musashi

Dokkodo or “21 precepts on self-discipline to guide future generations”, also called “The Way of Walking Alone” or “The Way to be Followed Alone”

This work of Miyamoto Musashi was written in 1645, a week before his death, and was dedicated to his favourite student, Terao Magonojo.
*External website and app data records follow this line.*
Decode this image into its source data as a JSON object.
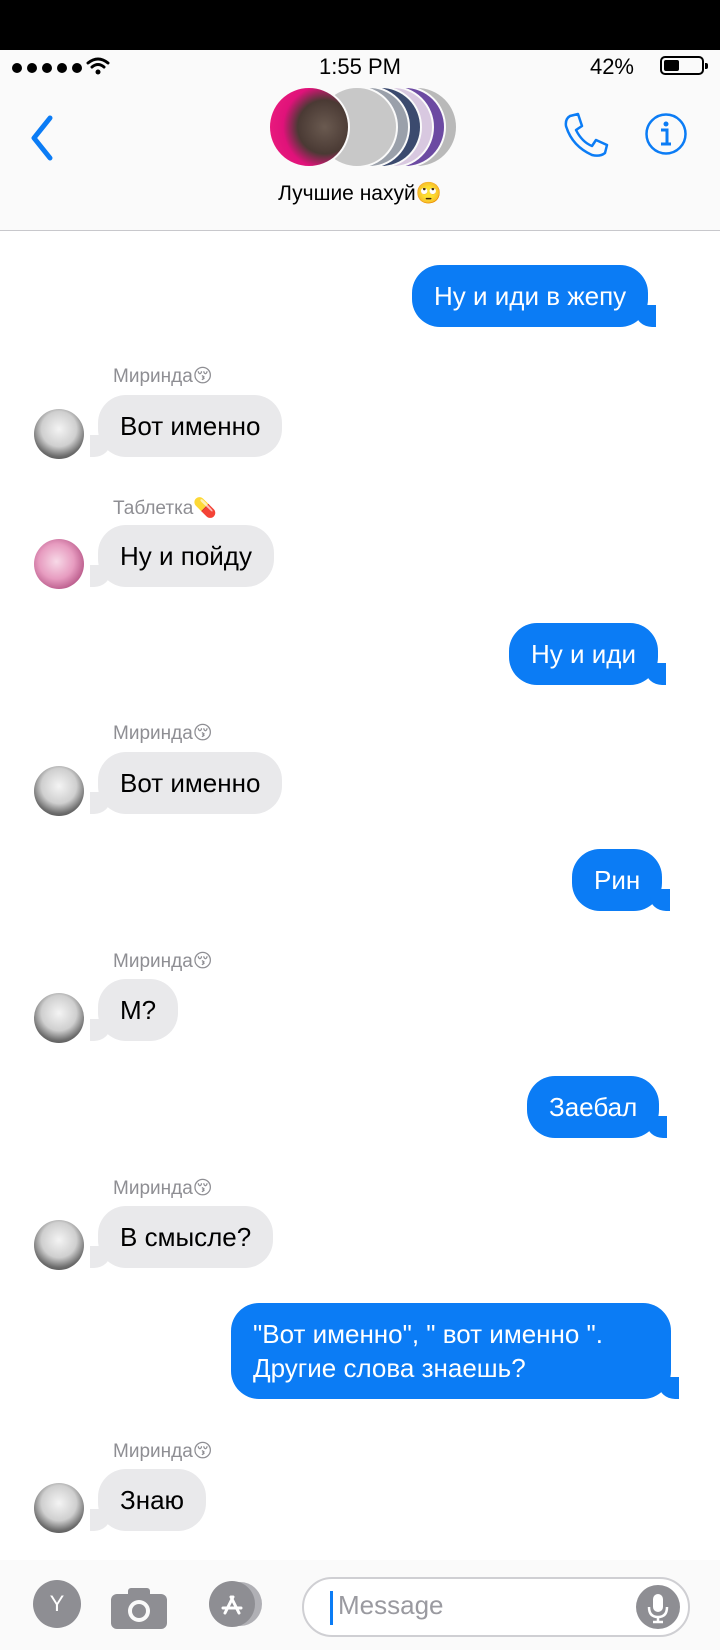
{
  "status": {
    "time": "1:55 PM",
    "battery_pct": "42%",
    "battery_level": 0.42
  },
  "header": {
    "group_title": "Лучшие нахуй🙄",
    "icons": [
      "back-chevron-icon",
      "phone-icon",
      "info-icon"
    ]
  },
  "messages": [
    {
      "direction": "out",
      "text": "Ну и иди в жепу"
    },
    {
      "direction": "in",
      "sender": "Миринда😚",
      "text": "Вот именно"
    },
    {
      "direction": "in",
      "sender": "Таблетка💊",
      "text": "Ну и пойду"
    },
    {
      "direction": "out",
      "text": "Ну и иди"
    },
    {
      "direction": "in",
      "sender": "Миринда😚",
      "text": "Вот именно"
    },
    {
      "direction": "out",
      "text": "Рин"
    },
    {
      "direction": "in",
      "sender": "Миринда😚",
      "text": "М?"
    },
    {
      "direction": "out",
      "text": "Заебал"
    },
    {
      "direction": "in",
      "sender": "Миринда😚",
      "text": "В смысле?"
    },
    {
      "direction": "out",
      "text": "\"Вот именно\", \" вот именно \". Другие слова знаешь?"
    },
    {
      "direction": "in",
      "sender": "Миринда😚",
      "text": "Знаю"
    }
  ],
  "composer": {
    "placeholder": "Message",
    "y_label": "Y"
  },
  "colors": {
    "outgoing": "#0b7cf5",
    "incoming": "#e9e9eb",
    "accent": "#0b7cf5"
  }
}
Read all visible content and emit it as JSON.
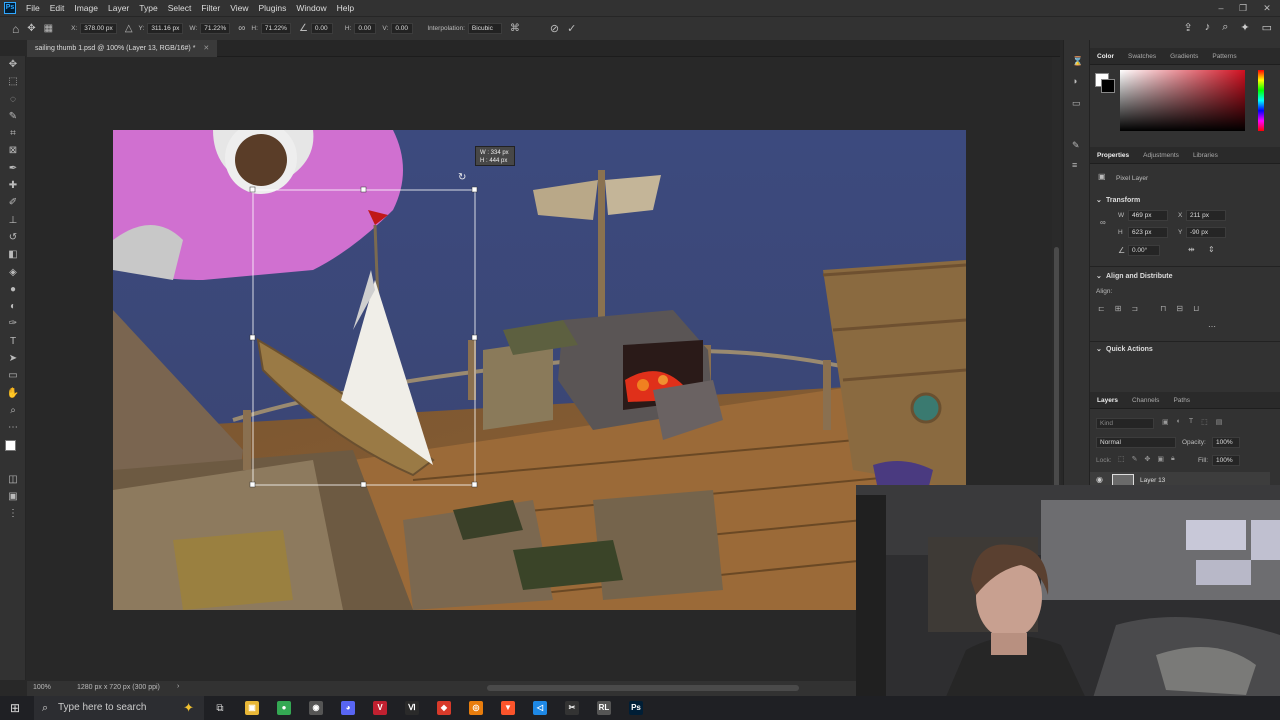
{
  "app": {
    "logo": "Ps"
  },
  "menu": [
    "File",
    "Edit",
    "Image",
    "Layer",
    "Type",
    "Select",
    "Filter",
    "View",
    "Plugins",
    "Window",
    "Help"
  ],
  "options": {
    "x_label": "X:",
    "x_value": "378.00 px",
    "y_label": "Y:",
    "y_value": "311.16 px",
    "w_label": "W:",
    "w_value": "71.22%",
    "h_label": "H:",
    "h_value": "71.22%",
    "angle_value": "0.00",
    "hskew_label": "H:",
    "hskew_value": "0.00",
    "vskew_label": "V:",
    "vskew_value": "0.00",
    "interp_label": "Interpolation:",
    "interp_value": "Bicubic"
  },
  "document": {
    "tab_title": "sailing thumb 1.psd @ 100% (Layer 13, RGB/16#) *",
    "tooltip_w": "W : 334 px",
    "tooltip_h": "H : 444 px"
  },
  "status": {
    "zoom": "100%",
    "size": "1280 px x 720 px (300 ppi)"
  },
  "color_panel": {
    "tabs": [
      "Color",
      "Swatches",
      "Gradients",
      "Patterns"
    ],
    "fg": "#ffffff",
    "bg": "#000000",
    "hue": "#d01020"
  },
  "properties": {
    "tabs": [
      "Properties",
      "Adjustments",
      "Libraries"
    ],
    "layer_type": "Pixel Layer",
    "transform_title": "Transform",
    "w_label": "W",
    "w_value": "469 px",
    "x_label": "X",
    "x_value": "211 px",
    "h_label": "H",
    "h_value": "623 px",
    "y_label": "Y",
    "y_value": "-90 px",
    "angle_value": "0.00°",
    "align_title": "Align and Distribute",
    "aligns_label": "Align:",
    "quick_actions_title": "Quick Actions"
  },
  "layers_panel": {
    "tabs": [
      "Layers",
      "Channels",
      "Paths"
    ],
    "kind_placeholder": "Kind",
    "blend_mode": "Normal",
    "opacity_label": "Opacity:",
    "opacity_value": "100%",
    "lock_label": "Lock:",
    "fill_label": "Fill:",
    "fill_value": "100%",
    "layer_name": "Layer 13"
  },
  "taskbar": {
    "search_placeholder": "Type here to search",
    "apps": [
      {
        "name": "file-explorer-app",
        "glyph": "▣",
        "color": "#e8b737"
      },
      {
        "name": "chrome-app",
        "glyph": "●",
        "color": "#34a853"
      },
      {
        "name": "obs-app",
        "glyph": "◉",
        "color": "#555555"
      },
      {
        "name": "discord-app",
        "glyph": "◕",
        "color": "#5865f2"
      },
      {
        "name": "voicemeeter-app",
        "glyph": "V",
        "color": "#c02030"
      },
      {
        "name": "text-app",
        "glyph": "Ⅵ",
        "color": "#2a2a2a"
      },
      {
        "name": "red-app",
        "glyph": "◆",
        "color": "#d83a2a"
      },
      {
        "name": "blender-app",
        "glyph": "◎",
        "color": "#e87d0d"
      },
      {
        "name": "brave-app",
        "glyph": "▼",
        "color": "#fb542b"
      },
      {
        "name": "vscode-app",
        "glyph": "◁",
        "color": "#1e88e5"
      },
      {
        "name": "capcut-app",
        "glyph": "✂",
        "color": "#333333"
      },
      {
        "name": "rl-app",
        "glyph": "RL",
        "color": "#555555"
      },
      {
        "name": "photoshop-app",
        "glyph": "Ps",
        "color": "#001e36"
      }
    ]
  }
}
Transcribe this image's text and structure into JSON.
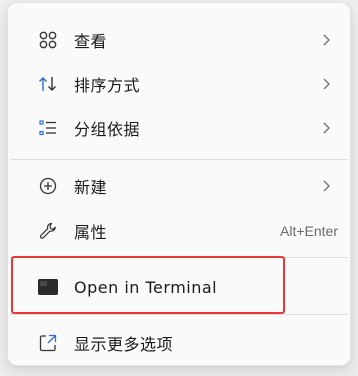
{
  "context_menu": {
    "items": [
      {
        "label": "查看",
        "icon": "grid-view-icon",
        "has_submenu": true
      },
      {
        "label": "排序方式",
        "icon": "sort-arrows-icon",
        "has_submenu": true
      },
      {
        "label": "分组依据",
        "icon": "group-list-icon",
        "has_submenu": true
      },
      {
        "label": "新建",
        "icon": "plus-circle-icon",
        "has_submenu": true
      },
      {
        "label": "属性",
        "icon": "wrench-icon",
        "shortcut": "Alt+Enter"
      },
      {
        "label": "Open in Terminal",
        "icon": "terminal-icon"
      },
      {
        "label": "显示更多选项",
        "icon": "expand-window-icon"
      }
    ],
    "highlight_color": "#e53935"
  }
}
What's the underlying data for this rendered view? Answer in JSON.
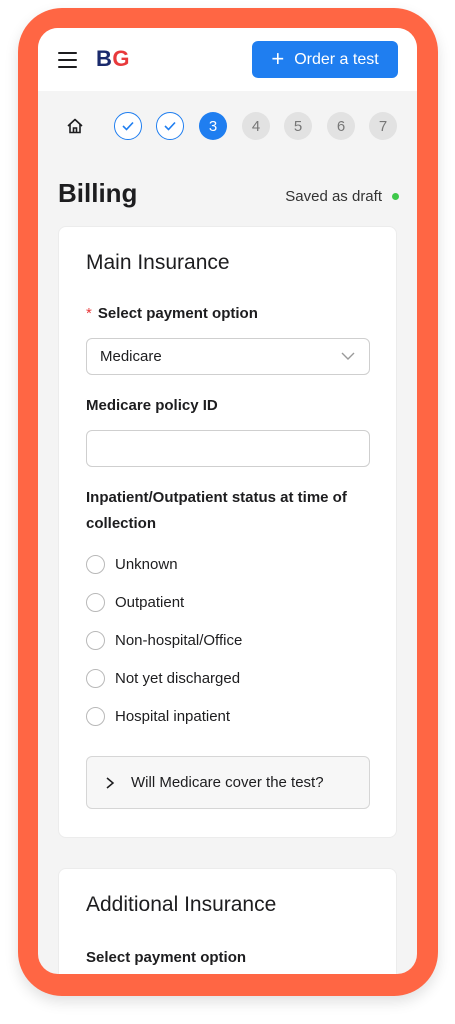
{
  "header": {
    "logo_b": "B",
    "logo_g": "G",
    "order_button_label": "Order a test"
  },
  "stepper": {
    "steps": [
      {
        "label": "",
        "state": "done"
      },
      {
        "label": "",
        "state": "done"
      },
      {
        "label": "3",
        "state": "current"
      },
      {
        "label": "4",
        "state": "todo"
      },
      {
        "label": "5",
        "state": "todo"
      },
      {
        "label": "6",
        "state": "todo"
      },
      {
        "label": "7",
        "state": "todo"
      }
    ]
  },
  "page": {
    "title": "Billing",
    "draft_status": "Saved as draft"
  },
  "main_insurance": {
    "title": "Main Insurance",
    "payment_label": "Select payment option",
    "required_marker": "*",
    "payment_value": "Medicare",
    "policy_label": "Medicare policy ID",
    "policy_value": "",
    "status_label_line1": "Inpatient/Outpatient status at time of",
    "status_label_line2": "collection",
    "status_options": [
      "Unknown",
      "Outpatient",
      "Non-hospital/Office",
      "Not yet discharged",
      "Hospital inpatient"
    ],
    "accordion_label": "Will Medicare cover the test?"
  },
  "additional_insurance": {
    "title": "Additional Insurance",
    "payment_label": "Select payment option"
  },
  "colors": {
    "frame": "#ff6644",
    "accent": "#1f7ef0",
    "required": "#e8393b",
    "draft_dot": "#3ec84a"
  }
}
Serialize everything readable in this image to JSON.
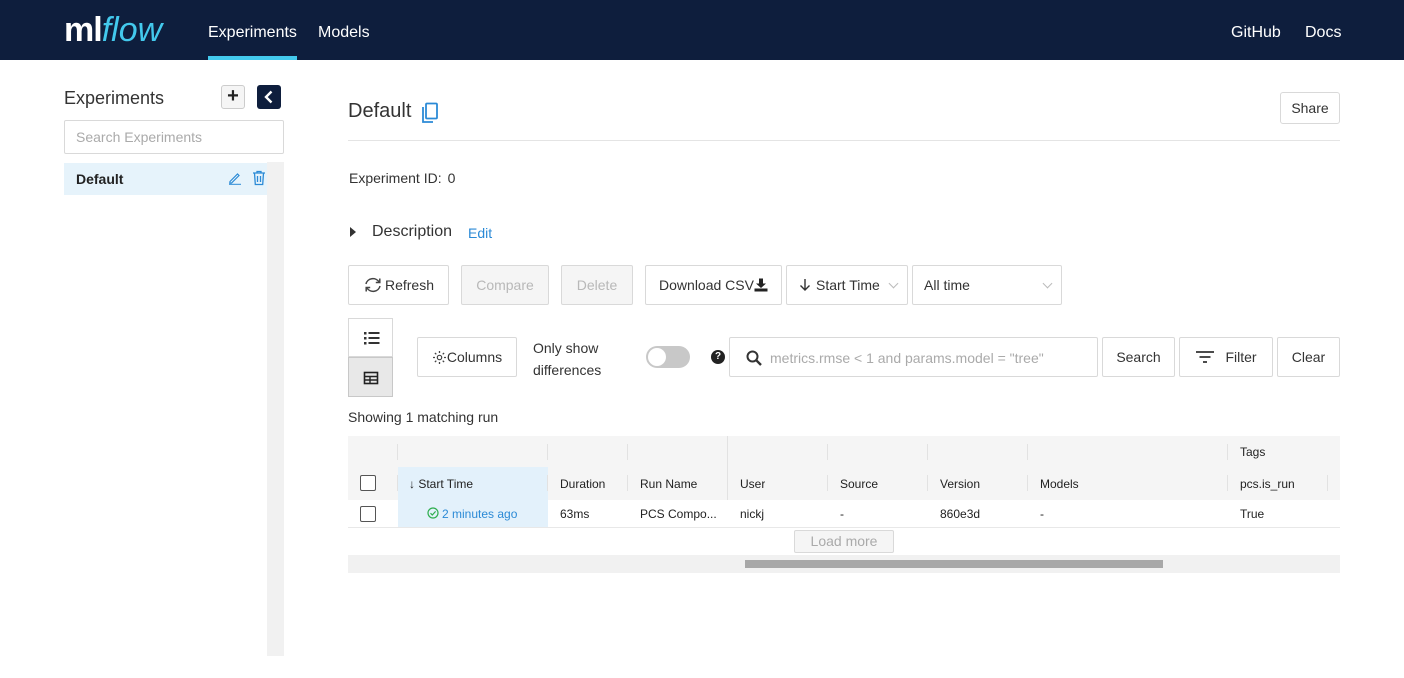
{
  "header": {
    "logo_ml": "ml",
    "logo_flow": "flow",
    "nav": [
      "Experiments",
      "Models"
    ],
    "right_links": [
      "GitHub",
      "Docs"
    ]
  },
  "sidebar": {
    "title": "Experiments",
    "search_placeholder": "Search Experiments",
    "items": [
      {
        "label": "Default"
      }
    ]
  },
  "experiment": {
    "title": "Default",
    "share_label": "Share",
    "id_label": "Experiment ID:",
    "id_value": "0",
    "description_label": "Description",
    "description_edit": "Edit"
  },
  "toolbar": {
    "refresh": "Refresh",
    "compare": "Compare",
    "delete": "Delete",
    "download_csv": "Download CSV",
    "sort_by": "Start Time",
    "time_range": "All time",
    "columns": "Columns",
    "only_show_diff": "Only show differences",
    "search_placeholder": "metrics.rmse < 1 and params.model = \"tree\"",
    "search": "Search",
    "filter": "Filter",
    "clear": "Clear"
  },
  "results": {
    "showing": "Showing 1 matching run",
    "group_header_tags": "Tags",
    "columns": [
      "Start Time",
      "Duration",
      "Run Name",
      "User",
      "Source",
      "Version",
      "Models",
      "pcs.is_run"
    ],
    "rows": [
      {
        "start_time": "2 minutes ago",
        "duration": "63ms",
        "run_name": "PCS Compo...",
        "user": "nickj",
        "source": "-",
        "version": "860e3d",
        "models": "-",
        "pcs_is_run": "True"
      }
    ],
    "load_more": "Load more"
  },
  "colors": {
    "header_bg": "#0e1e3d",
    "accent": "#43c9ed",
    "link": "#2b8ad6",
    "selected_bg": "#e6f3fb"
  }
}
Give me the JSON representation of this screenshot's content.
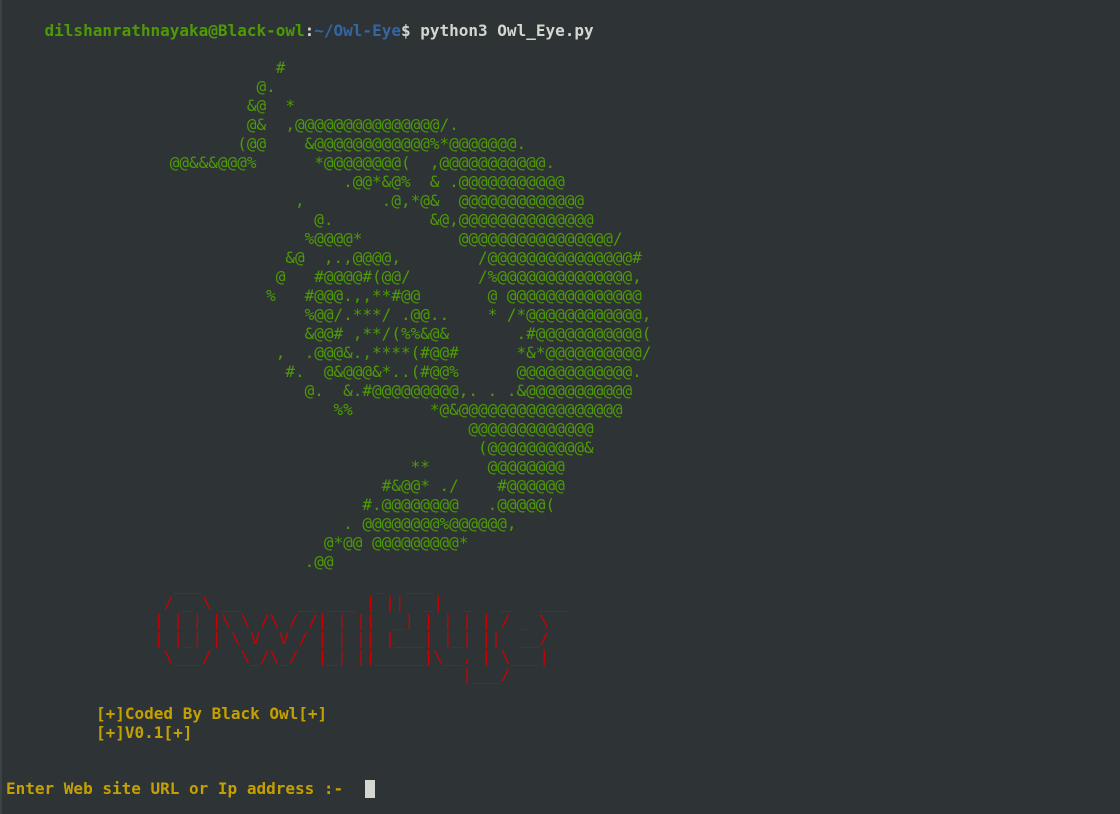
{
  "prompt": {
    "user_host": "dilshanrathnayaka@Black-owl",
    "separator": ":",
    "path": "~/Owl-Eye",
    "symbol": "$ ",
    "command": "python3 Owl_Eye.py"
  },
  "owl_art": "                            #\n                          @.\n                         &@  *\n                         @&  ,@@@@@@@@@@@@@@@/.\n                        (@@    &@@@@@@@@@@@@%*@@@@@@@.\n                 @@&&&@@@%      *@@@@@@@@(  ,@@@@@@@@@@@.\n                                   .@@*&@%  & .@@@@@@@@@@@\n                              ,        .@,*@&  @@@@@@@@@@@@@\n                                @.          &@,@@@@@@@@@@@@@@\n                               %@@@@*          @@@@@@@@@@@@@@@@/\n                             &@  ,.,@@@@,        /@@@@@@@@@@@@@@@#\n                            @   #@@@@#(@@/       /%@@@@@@@@@@@@@@,\n                           %   #@@@.,,**#@@       @ @@@@@@@@@@@@@@\n                               %@@/.***/ .@@..    * /*@@@@@@@@@@@@,\n                               &@@# ,**/(%%&@&       .#@@@@@@@@@@@(\n                            ,  .@@@&.,****(#@@#      *&*@@@@@@@@@@/\n                             #.  @&@@@&*..(#@@%      @@@@@@@@@@@@.\n                               @.  &.#@@@@@@@@@,. . .&@@@@@@@@@@@\n                                  %%        *@&@@@@@@@@@@@@@@@@@\n                                                @@@@@@@@@@@@@\n                                                 (@@@@@@@@@@&\n                                          **      @@@@@@@@\n                                       #&@@* ./    #@@@@@@\n                                     #.@@@@@@@@   .@@@@@(\n                                   . @@@@@@@@%@@@@@@,\n                                 @*@@ @@@@@@@@@*\n                               .@@",
  "logo_art": "  ___                  _  ___\n / _ \\ __      __ ___ | ||  _|  _   _   ___\n| | | |\\ \\ /\\ / /| | ||  _| | | | | / _ \\\n| |_| | \\ V  V / | | || |___| |_| ||  __/\n \\___/   \\_/\\_/  |_| ||_____|\\__, | \\___|\n                                |___/",
  "credits": {
    "line1": "[+]Coded By Black Owl[+]",
    "line2": "[+]V0.1[+]"
  },
  "input": {
    "label": "Enter Web site URL or Ip address :- ",
    "value": ""
  },
  "colors": {
    "background": "#2e3436",
    "prompt_user": "#4e9a06",
    "prompt_path": "#3465a4",
    "owl_art": "#4e9a06",
    "logo": "#cc0000",
    "credits": "#c4a000"
  }
}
  1. Accept everything just the way it is.
  2. Do not seek pleasure for its own sake.
  3. Do not, under any circumstances, depend on a partial feeling.
  4. Think lightly of yourself and deeply of the world.
  5. Be detached from desire your whole life long.
  6. Do not regret what you have done.
  7. Never be jealous.
  8. Never let yourself be saddened by a separation.
  9. Resentment and complaint are appropriate neither for oneself or others.
  10. Do not let yourself be guided by the feeling of lust or love.
  11. In all things have no preferences.
  12. Be indifferent to where you live.
  13. Do not pursue the taste of good food.
  14. Do not hold on to possessions you no longer need.
  15. Do not act following customary beliefs.
  16. Do not collect weapons or practice with weapons beyond what is useful.
  17. Do not fear death.
  18. Do not seek to possess either goods or fiefs for your old age.
  19. Respect Buddha and the gods without counting on their help.
  20. You may abandon your own body but you must preserve your honour.
  21. Never stray from the Way.